Obituary for a God

Sam Vanstone’s prayers were grand magnificent affairs.

The simple old railway hand, who ever 

witnessed only man’s view of clouds,

would slide his twisted crippled legs down

to kneel on a hard wood floor

and lead his clan in epic supplication:

I pleaded him to bring it to ‘Amen’,

and let us taste the blessings of His grace.

It pleased him though to fill the cathedral of my mind

with an offering of words, a fragrant recital

in tribute to the immensity of One - 

     vast enough to occupy all space and time,

     inventive creator of the complexity of nature,

     author of the mystery of man himself

     redeemer of mankind’s cosmic debt–– 

a deity so manifestly wondrous as to be worthy 

of the humbled worship of his own greatest creation.

Sliding down the miles of an endless summer road

towards his deathbed, it came to me to invoke

on his behalf the name of his creator. 

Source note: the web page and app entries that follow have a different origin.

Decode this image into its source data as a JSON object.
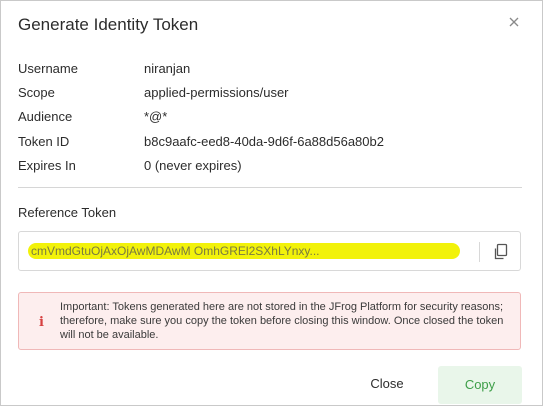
{
  "dialog": {
    "title": "Generate Identity Token",
    "close_icon": "close-icon"
  },
  "details": [
    {
      "label": "Username",
      "value": "niranjan"
    },
    {
      "label": "Scope",
      "value": "applied-permissions/user"
    },
    {
      "label": "Audience",
      "value": "*@*"
    },
    {
      "label": "Token ID",
      "value": "b8c9aafc-eed8-40da-9d6f-6a88d56a80b2"
    },
    {
      "label": "Expires In",
      "value": "0 (never expires)"
    }
  ],
  "reference_token": {
    "label": "Reference Token",
    "value": "cmVmdGtuOjAxOjAwMDAwM                              OmhGREl2SXhLYnxy...",
    "highlight_color": "#f2f20a",
    "copy_icon": "copy-icon"
  },
  "warning": {
    "icon": "info-icon",
    "text": "Important: Tokens generated here are not stored in the JFrog Platform for security reasons; therefore, make sure you copy the token before closing this window. Once closed the token will not be available."
  },
  "footer": {
    "close_label": "Close",
    "copy_label": "Copy",
    "accent_color": "#3d9e48"
  }
}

Uncertain of his prayers, nor graced with his capacity for words, 

fecklessly imagining my desires important, and

missing by the width of the prairie 

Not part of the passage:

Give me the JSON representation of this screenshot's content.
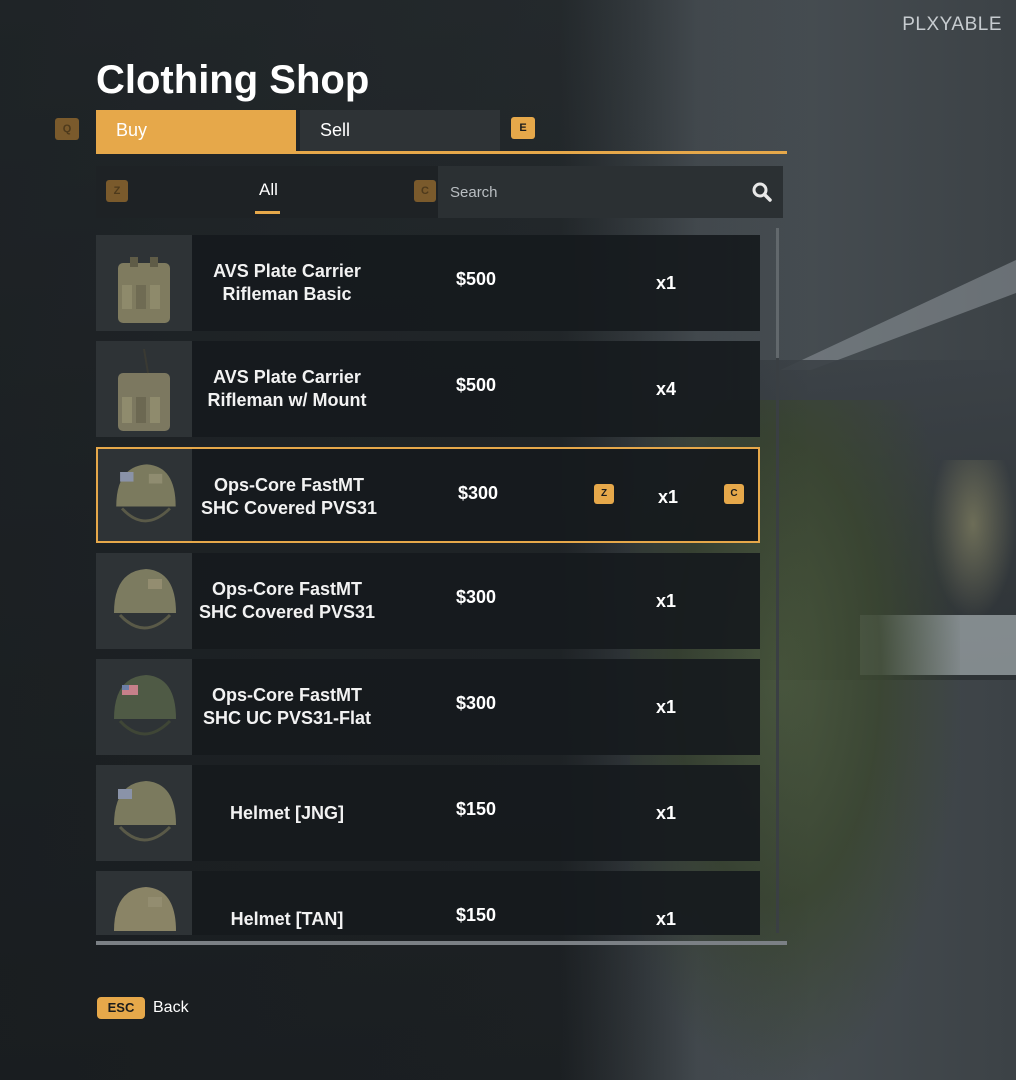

the meaning of his faith, the vastness of his hope, 

I muttered inaudibly to the name of his great God

seeking not grace and peace for his journey, 

but postponement of his highest aspiration.

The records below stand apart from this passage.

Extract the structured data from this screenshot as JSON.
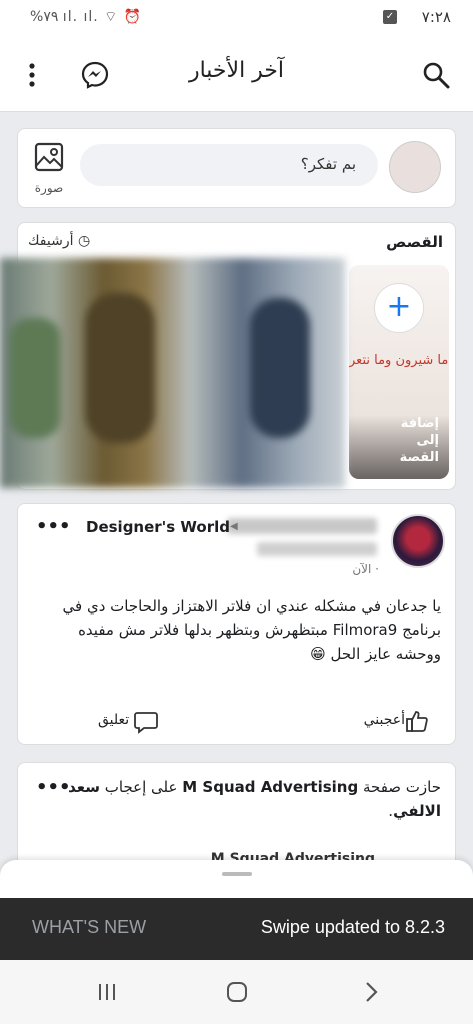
{
  "status_bar": {
    "time": "٧:٢٨",
    "left_text": "%٧٩ ıl. ıl. ⌔ ⏰"
  },
  "header": {
    "title": "آخر الأخبار"
  },
  "composer": {
    "placeholder": "بم تفكر؟",
    "photo_label": "صورة"
  },
  "stories": {
    "title": "القصص",
    "archive_label": "أرشيفك",
    "create_label": "إضافة\nإلى\nالقصة",
    "create_plus": "+",
    "graffiti": "كله ما شيرون وما نتعر"
  },
  "post1": {
    "group": "Designer's World",
    "time": "الآن · ",
    "body": "يا جدعان في مشكله عندي ان فلاتر الاهتزاز والحاجات دي في برنامج Filmora9 مبتظهرش وبتظهر بدلها فلاتر مش مفيده ووحشه عايز الحل 😁",
    "like_label": "أعجبني",
    "comment_label": "تعليق",
    "more": "•••"
  },
  "post2": {
    "text_prefix": "حازت صفحة ",
    "page_name": "M Squad Advertising",
    "text_mid": " على إعجاب ",
    "person": "سعد الالفي",
    "text_end": ".",
    "peek": "M Squad Advertising",
    "more": "•••"
  },
  "snackbar": {
    "message": "Swipe updated to 8.2.3",
    "action": "WHAT'S NEW"
  },
  "colors": {
    "accent": "#1877f2",
    "snackbar_bg": "#2b2b2b"
  }
}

Father echoed old Samuel 

with loftier prayers concerned with more mundane affairs.

A practical but ineffectual man 

confident of righteousness, yet beset with grievance 

he aligned himself in faith and mighty words

that sought the power of his God to right the balance of his world, 

revive the righteous, confound their enemies, and 

secure the blessings of liberty to those deserving of His grace.

Doubting the false security and sure divisions of father’s world, 

we set aside his mighty walls, along with Sam’s mightier words, 

to plainly hail his Lord as prince of our Imagined peace, 

invoking His goodness more than grace, to fill our hearts 

with unity and love, charity, empathy, goodwill and better feelings.

Riffing like Hendrix the anthems of the ancients

to reveal to ourselves a re-created god, a being fit to serve

the deepest Freudian needs of his self-important creation.

And then it was a simple matter really

to harness into daily service this bespoke divinity,

imagined to be graciously obsessed 

with the minutiae of the lives of each of his creators

who now call upon their concierge god 

with every need life throws across the path. 

Like ordering a cocktail from a skampy waitress,

we tease and flirt with the divine:

no request too banal, no demand too absurd. 

No longer humble like Sam before the infinite One,

nor offering up magnificent thoughts and words 

fitting to the creator of the universe,

today, prayer is simply a claim 

on the available store of god’s abundant credit.

How utterly obliging is this self-created god

in whom satisfaction and righteousness are married,

how immensely convenient his grace, uniting

our wish to sate all daily needs with

our desire to be thought holy while doing so.  

Sam’s almighty God is dead. 

Prayer today requires instead

only the confidence of knowing your desire, 

entitlement to have all wants supplied, and 

the firm belief that a product of your own imagination 

is tending at the bar.

 © Philip Knight 2018